Dataset rows for apps and sites:
- - - -

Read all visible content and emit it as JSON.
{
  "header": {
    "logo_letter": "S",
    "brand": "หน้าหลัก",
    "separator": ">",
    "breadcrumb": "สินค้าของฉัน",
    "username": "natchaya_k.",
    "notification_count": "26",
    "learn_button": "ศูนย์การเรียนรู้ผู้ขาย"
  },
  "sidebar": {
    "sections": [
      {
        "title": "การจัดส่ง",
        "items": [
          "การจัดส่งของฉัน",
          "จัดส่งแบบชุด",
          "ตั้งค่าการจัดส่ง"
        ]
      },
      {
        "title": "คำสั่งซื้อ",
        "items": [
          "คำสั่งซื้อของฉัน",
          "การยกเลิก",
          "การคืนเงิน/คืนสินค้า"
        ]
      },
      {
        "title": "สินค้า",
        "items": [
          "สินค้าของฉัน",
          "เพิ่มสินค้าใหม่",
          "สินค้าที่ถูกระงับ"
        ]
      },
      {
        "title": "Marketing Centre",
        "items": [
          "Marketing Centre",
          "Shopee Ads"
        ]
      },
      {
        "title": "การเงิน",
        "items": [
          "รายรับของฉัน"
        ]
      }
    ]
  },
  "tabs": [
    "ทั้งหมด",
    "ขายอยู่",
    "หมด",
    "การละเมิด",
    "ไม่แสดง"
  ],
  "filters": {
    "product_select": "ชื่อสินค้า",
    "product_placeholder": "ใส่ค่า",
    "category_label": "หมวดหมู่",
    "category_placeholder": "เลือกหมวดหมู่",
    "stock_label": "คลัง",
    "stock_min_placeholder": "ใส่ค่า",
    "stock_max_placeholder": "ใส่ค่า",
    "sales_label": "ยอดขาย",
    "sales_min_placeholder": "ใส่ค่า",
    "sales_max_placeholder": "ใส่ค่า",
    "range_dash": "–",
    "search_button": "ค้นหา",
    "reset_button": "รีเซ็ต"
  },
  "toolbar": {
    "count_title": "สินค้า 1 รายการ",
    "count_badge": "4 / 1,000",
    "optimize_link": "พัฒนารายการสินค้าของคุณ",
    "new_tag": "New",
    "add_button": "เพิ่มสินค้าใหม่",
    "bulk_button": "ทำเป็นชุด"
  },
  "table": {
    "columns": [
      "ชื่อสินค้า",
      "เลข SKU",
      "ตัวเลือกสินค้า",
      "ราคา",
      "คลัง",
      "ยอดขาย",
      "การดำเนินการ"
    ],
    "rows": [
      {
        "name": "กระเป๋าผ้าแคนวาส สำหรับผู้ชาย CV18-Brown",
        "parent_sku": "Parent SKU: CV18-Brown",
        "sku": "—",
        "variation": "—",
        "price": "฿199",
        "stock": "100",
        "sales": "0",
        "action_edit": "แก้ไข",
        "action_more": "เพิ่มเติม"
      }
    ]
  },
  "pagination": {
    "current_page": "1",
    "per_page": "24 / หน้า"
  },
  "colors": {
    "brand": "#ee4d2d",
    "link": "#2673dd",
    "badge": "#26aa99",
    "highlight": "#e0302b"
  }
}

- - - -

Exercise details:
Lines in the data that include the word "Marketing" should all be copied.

Result of this task:
        "title": "Marketing Centre",
          "Marketing Centre",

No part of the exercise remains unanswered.